Antoine Predock, FAIA, has won the AIAs highest honor, the 2006 AIA Gold Medal, and California-based Moore Ruble Yudell Architects have won the 2006 Firm Award. Earlier this year, Predock was declared the winner of the Canadian Museum for Human Rights competition, and Moore Ruble Yudell along with Vancouver’s Hughes Condon Marler were declared the winners of the University of British Columbia Boulevard Design Competition.
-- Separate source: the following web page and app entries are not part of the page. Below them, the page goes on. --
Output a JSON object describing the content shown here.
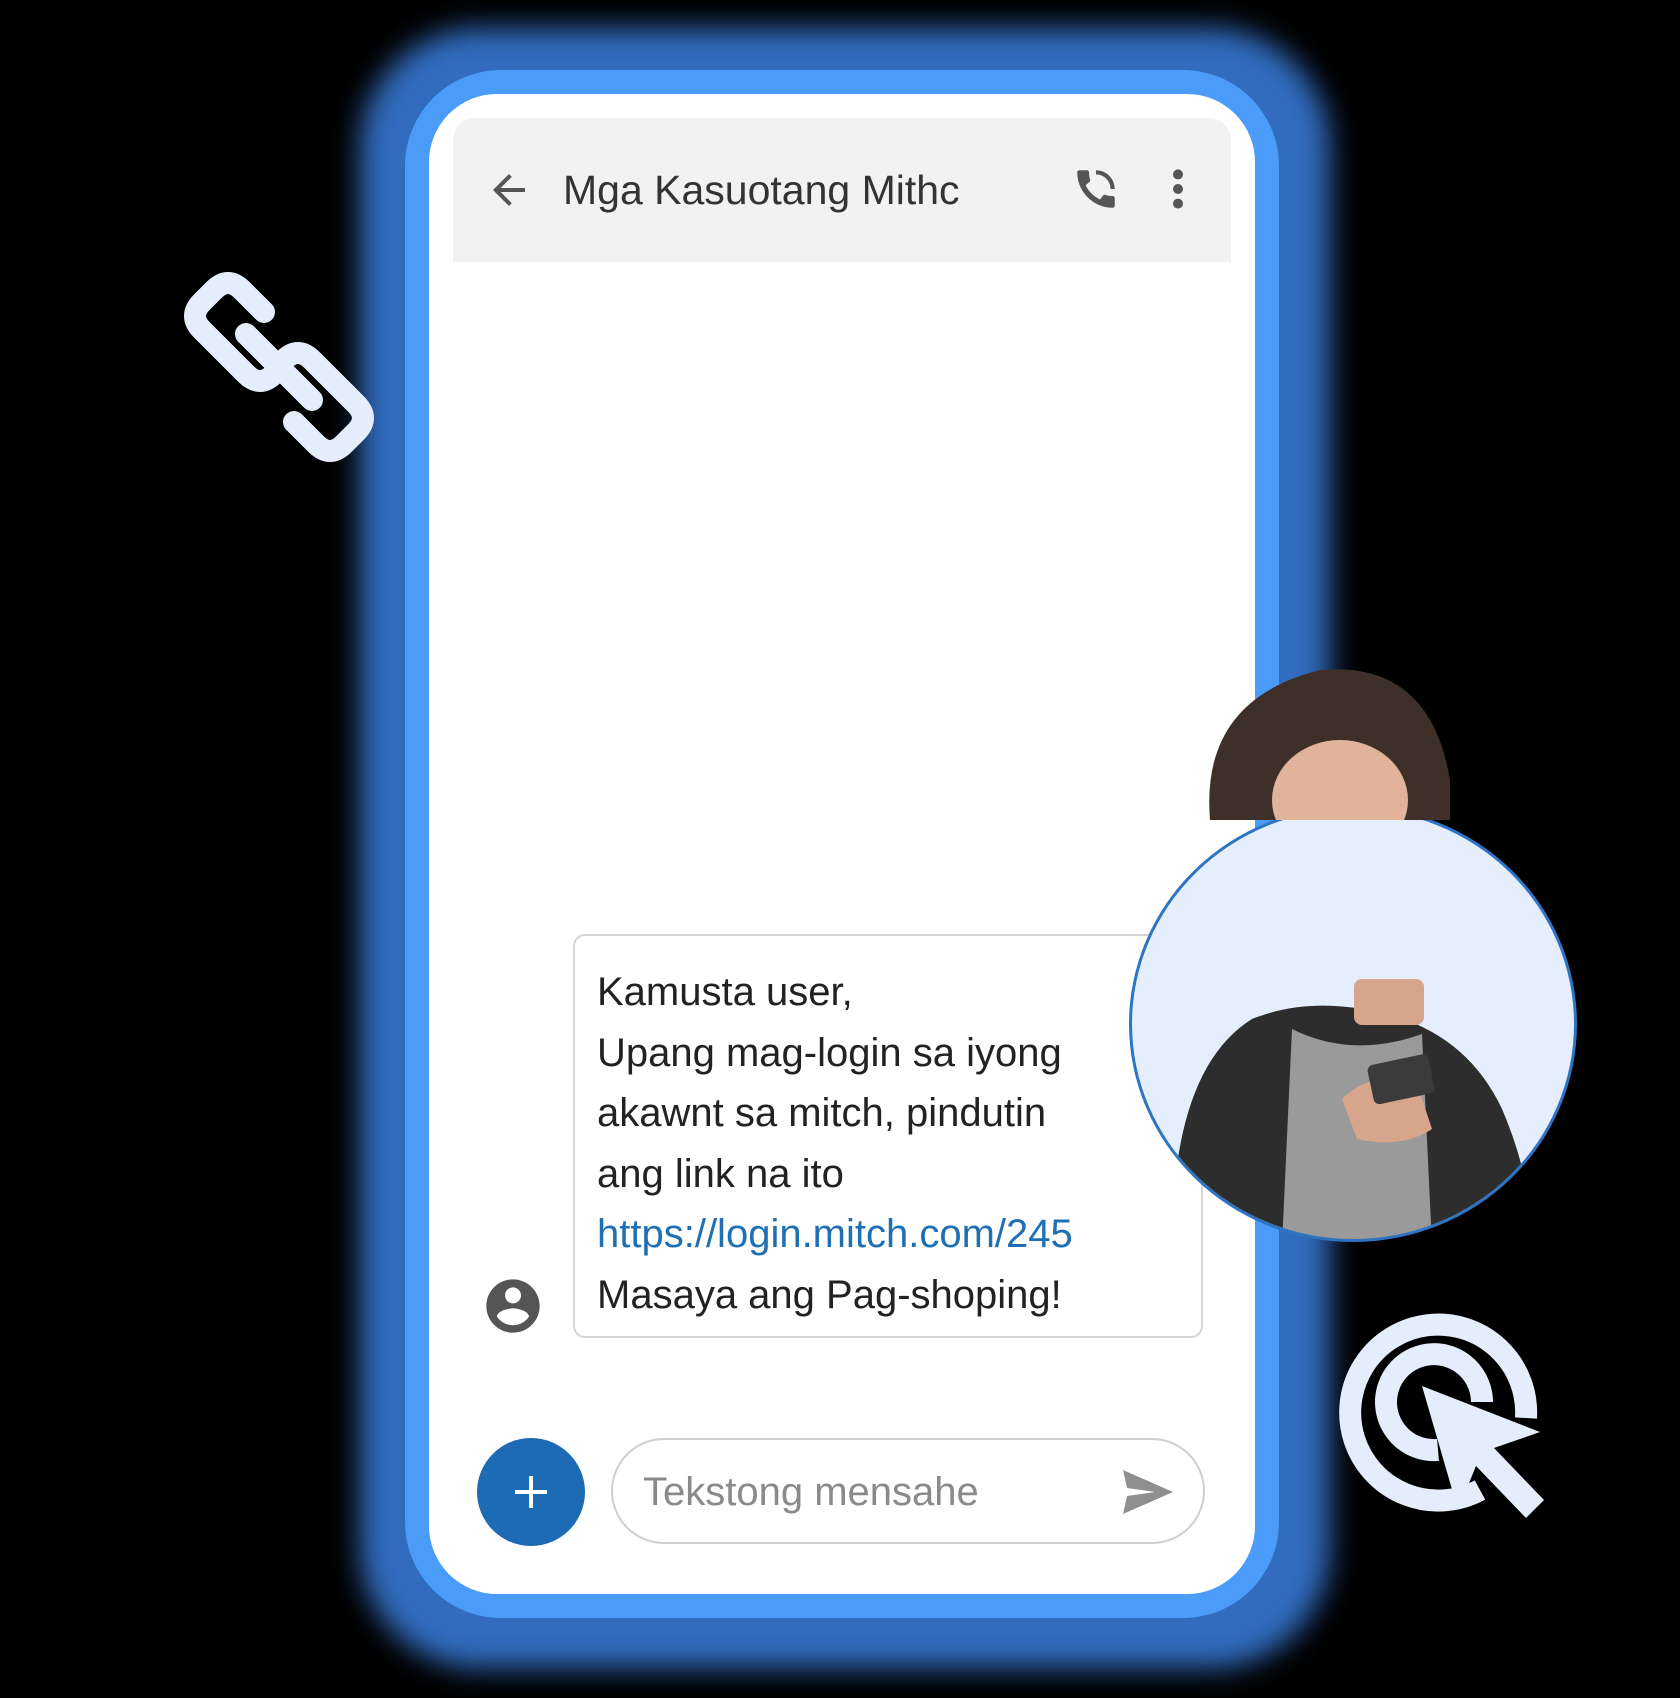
{
  "header": {
    "title": "Mga Kasuotang Mithc",
    "back_icon": "arrow-left-icon",
    "call_icon": "phone-icon",
    "more_icon": "more-vert-icon"
  },
  "message": {
    "sender_icon": "account-circle-icon",
    "lines": [
      "Kamusta user,",
      "Upang mag-login sa iyong",
      "akawnt sa mitch, pindutin",
      "ang link na ito"
    ],
    "link": "https://login.mitch.com/245",
    "closing": "Masaya ang Pag-shoping!"
  },
  "composer": {
    "add_icon": "plus-icon",
    "placeholder": "Tekstong mensahe",
    "value": "",
    "send_icon": "send-icon"
  },
  "decorations": {
    "link_icon": "chain-link-icon",
    "click_icon": "click-target-icon",
    "photo": "woman-using-phone-photo"
  },
  "colors": {
    "phone_frame": "#4a9cf8",
    "accent": "#1c6bb4",
    "link": "#1f6fb4",
    "header_bg": "#f2f2f2",
    "decor_light": "#e3edfc"
  }
}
Predock, based in Albuquerque, becomes the 62nd AIA Gold Medalist. His work is inspired by the countrys rugged landscapes, with buildings that often emulate rock formations, combined with highly contemporary, angular shapes. One well-known project is the Minnesota Gateway in Minneapolis, whose faade seems similar to a large stone face. Its interior is highlighted by apublic space formed by an irregular polyhedron of colliding granite planes and glazed fissures that allow sunlight to enter in sharp beams. The recently completed Flint Riverquarium in Albany, Georgia, merges the rocky geology of the citys Flint River with the building itself, formed with concrete and limestone blocks. Predock also recently completed a new City Hall for Austin, Texas, and a new baseball stadium for the San Diego Padres.
Completing an honours lineup tilted towards the Western states, Moore Ruble Yudell, headquartered in Santa Monica, has garnered acclaim for its human-scaled, urban, and welcoming large-scale residential projects. These include the recently completed Joseph A. Steger Student Life Center at the University of Cincinnati. Here, the firm created a lively, light-filled collection of spaces by carefully overlapping interior and exterior spaces, and juxtaposing brick, metal, and concrete. The Tango Housing in Malm, Sweden, employs subdued massing and angular geometries to both mesh with the surrounding streetscape and add to excitement to the interior courtyards.
Both the Gold Medal and Firm Award will be awarded at the AIAs Accent on Architecture in Washington, DC on February 10, 2006.